TASK ITEM: Note every line in the entries that contains the string "icon", and copy it.

DATA SUPPLIED:
━━━━━━

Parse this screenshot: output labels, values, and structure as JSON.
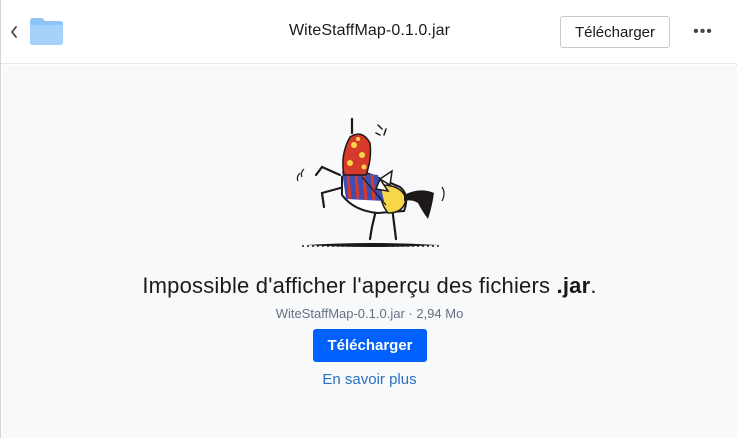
{
  "header": {
    "back_icon": "chevron-left-icon",
    "folder_icon": "folder-icon",
    "file_name": "WiteStaffMap-0.1.0.jar",
    "download_label": "Télécharger",
    "more_icon": "more-horizontal-icon",
    "more_label": "•••"
  },
  "preview": {
    "illustration": "unicorn-illustration",
    "message_prefix": "Impossible d'afficher l'aperçu des fichiers ",
    "message_ext": ".jar",
    "message_suffix": ".",
    "file_meta": "WiteStaffMap-0.1.0.jar · 2,94 Mo",
    "download_label": "Télécharger",
    "learn_more_label": "En savoir plus"
  },
  "colors": {
    "accent": "#0061fe",
    "folder": "#8ec5f9",
    "background": "#f7f9fa"
  }
}
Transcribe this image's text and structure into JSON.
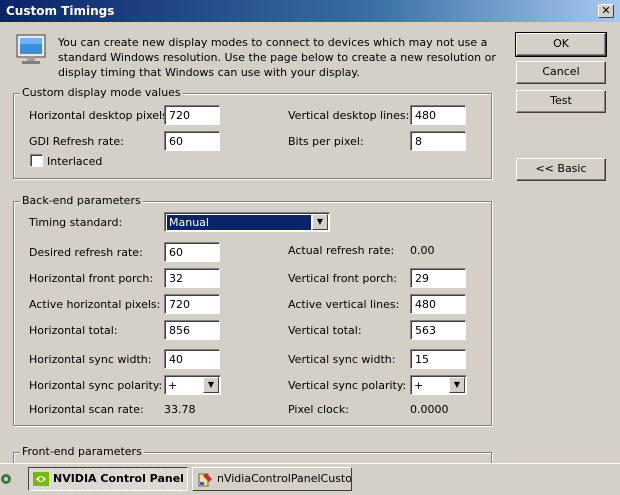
{
  "window": {
    "title": "Custom Timings",
    "close_glyph": "✕"
  },
  "intro": "You can create new display modes to connect to devices which may not use a standard Windows resolution. Use the page below to create a new resolution or display timing that Windows can use with your display.",
  "buttons": {
    "ok": "OK",
    "cancel": "Cancel",
    "test": "Test",
    "basic": "<< Basic"
  },
  "custom_mode": {
    "title": "Custom display mode values",
    "h_pixels": {
      "label": "Horizontal desktop pixels:",
      "value": "720"
    },
    "v_lines": {
      "label": "Vertical desktop lines:",
      "value": "480"
    },
    "gdi_refresh": {
      "label": "GDI Refresh rate:",
      "value": "60"
    },
    "bpp": {
      "label": "Bits per pixel:",
      "value": "8"
    },
    "interlaced": {
      "label": "Interlaced",
      "checked": false
    }
  },
  "backend": {
    "title": "Back-end parameters",
    "timing_standard": {
      "label": "Timing standard:",
      "value": "Manual"
    },
    "desired_refresh": {
      "label": "Desired refresh rate:",
      "value": "60"
    },
    "actual_refresh": {
      "label": "Actual refresh rate:",
      "value": "0.00"
    },
    "h_front_porch": {
      "label": "Horizontal front porch:",
      "value": "32"
    },
    "v_front_porch": {
      "label": "Vertical front porch:",
      "value": "29"
    },
    "active_h": {
      "label": "Active horizontal pixels:",
      "value": "720"
    },
    "active_v": {
      "label": "Active vertical lines:",
      "value": "480"
    },
    "h_total": {
      "label": "Horizontal total:",
      "value": "856"
    },
    "v_total": {
      "label": "Vertical total:",
      "value": "563"
    },
    "h_sync_width": {
      "label": "Horizontal sync width:",
      "value": "40"
    },
    "v_sync_width": {
      "label": "Vertical sync width:",
      "value": "15"
    },
    "h_sync_polarity": {
      "label": "Horizontal sync polarity:",
      "value": "+"
    },
    "v_sync_polarity": {
      "label": "Vertical sync polarity:",
      "value": "+"
    },
    "h_scan_rate": {
      "label": "Horizontal scan rate:",
      "value": "33.78"
    },
    "pixel_clock": {
      "label": "Pixel clock:",
      "value": "0.0000"
    }
  },
  "frontend": {
    "title": "Front-end parameters"
  },
  "taskbar": {
    "items": [
      {
        "label": "NVIDIA Control Panel",
        "icon": "nvidia-icon",
        "active": true
      },
      {
        "label": "nVidiaControlPanelCusto...",
        "icon": "paint-icon",
        "active": false
      }
    ]
  },
  "colors": {
    "titlebar": "#0a246a",
    "face": "#d4d0c8",
    "selection": "#0a246a"
  }
}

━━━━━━

RESPONSE TO THIS TASK:
    "back_icon": "chevron-left-icon",
    "folder_icon": "folder-icon",
    "more_icon": "more-horizontal-icon",
        "icon": "nvidia-icon",
        "icon": "paint-icon",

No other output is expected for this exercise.